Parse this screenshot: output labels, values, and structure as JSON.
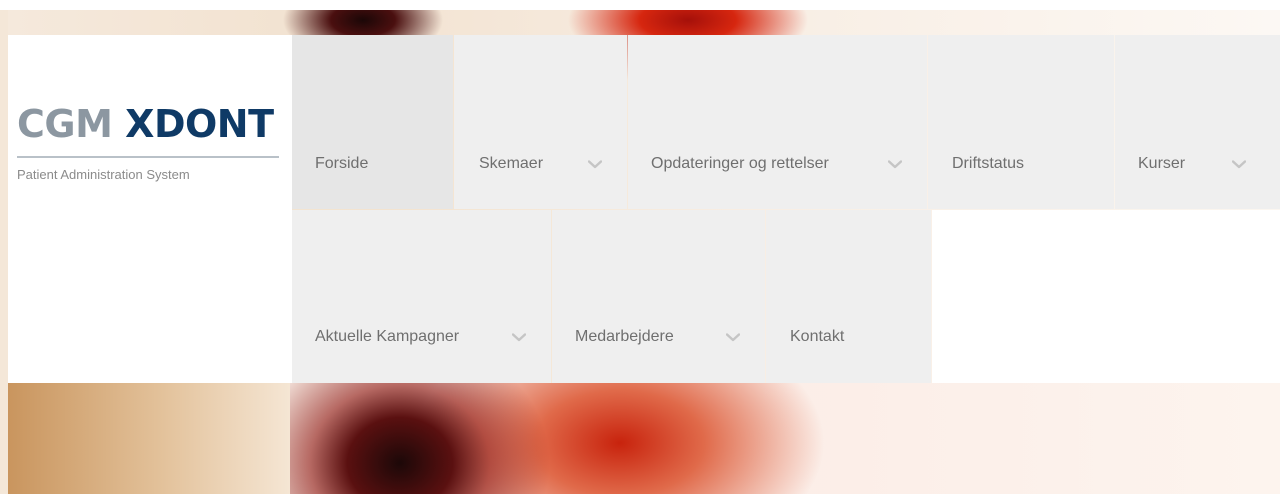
{
  "logo": {
    "brand_part1": "CGM",
    "brand_part2": "XDONT",
    "subtitle": "Patient Administration System"
  },
  "nav": {
    "row1": [
      {
        "label": "Forside",
        "has_dropdown": false,
        "active": true
      },
      {
        "label": "Skemaer",
        "has_dropdown": true
      },
      {
        "label": "Opdateringer og rettelser",
        "has_dropdown": true
      },
      {
        "label": "Driftstatus",
        "has_dropdown": false
      },
      {
        "label": "Kurser",
        "has_dropdown": true
      }
    ],
    "row2": [
      {
        "label": "Aktuelle Kampagner",
        "has_dropdown": true
      },
      {
        "label": "Medarbejdere",
        "has_dropdown": true
      },
      {
        "label": "Kontakt",
        "has_dropdown": false
      }
    ]
  },
  "colors": {
    "nav_bg": "#efefef",
    "nav_active_bg": "#e6e6e6",
    "nav_text": "#6f6f6f",
    "brand_gray": "#8c97a1",
    "brand_blue": "#0f3a66"
  }
}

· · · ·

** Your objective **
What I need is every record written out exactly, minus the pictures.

** Response area **
Parse this screenshot: output labels, values, and structure as JSON.
{
  "logo": {
    "brand_part1": "CGM",
    "brand_part2": "XDONT",
    "subtitle": "Patient Administration System"
  },
  "nav": {
    "row1": [
      {
        "label": "Forside",
        "has_dropdown": false,
        "active": true
      },
      {
        "label": "Skemaer",
        "has_dropdown": true
      },
      {
        "label": "Opdateringer og rettelser",
        "has_dropdown": true
      },
      {
        "label": "Driftstatus",
        "has_dropdown": false
      },
      {
        "label": "Kurser",
        "has_dropdown": true
      }
    ],
    "row2": [
      {
        "label": "Aktuelle Kampagner",
        "has_dropdown": true
      },
      {
        "label": "Medarbejdere",
        "has_dropdown": true
      },
      {
        "label": "Kontakt",
        "has_dropdown": false
      }
    ]
  },
  "colors": {
    "nav_bg": "#efefef",
    "nav_active_bg": "#e6e6e6",
    "nav_text": "#6f6f6f",
    "brand_gray": "#8c97a1",
    "brand_blue": "#0f3a66"
  }
}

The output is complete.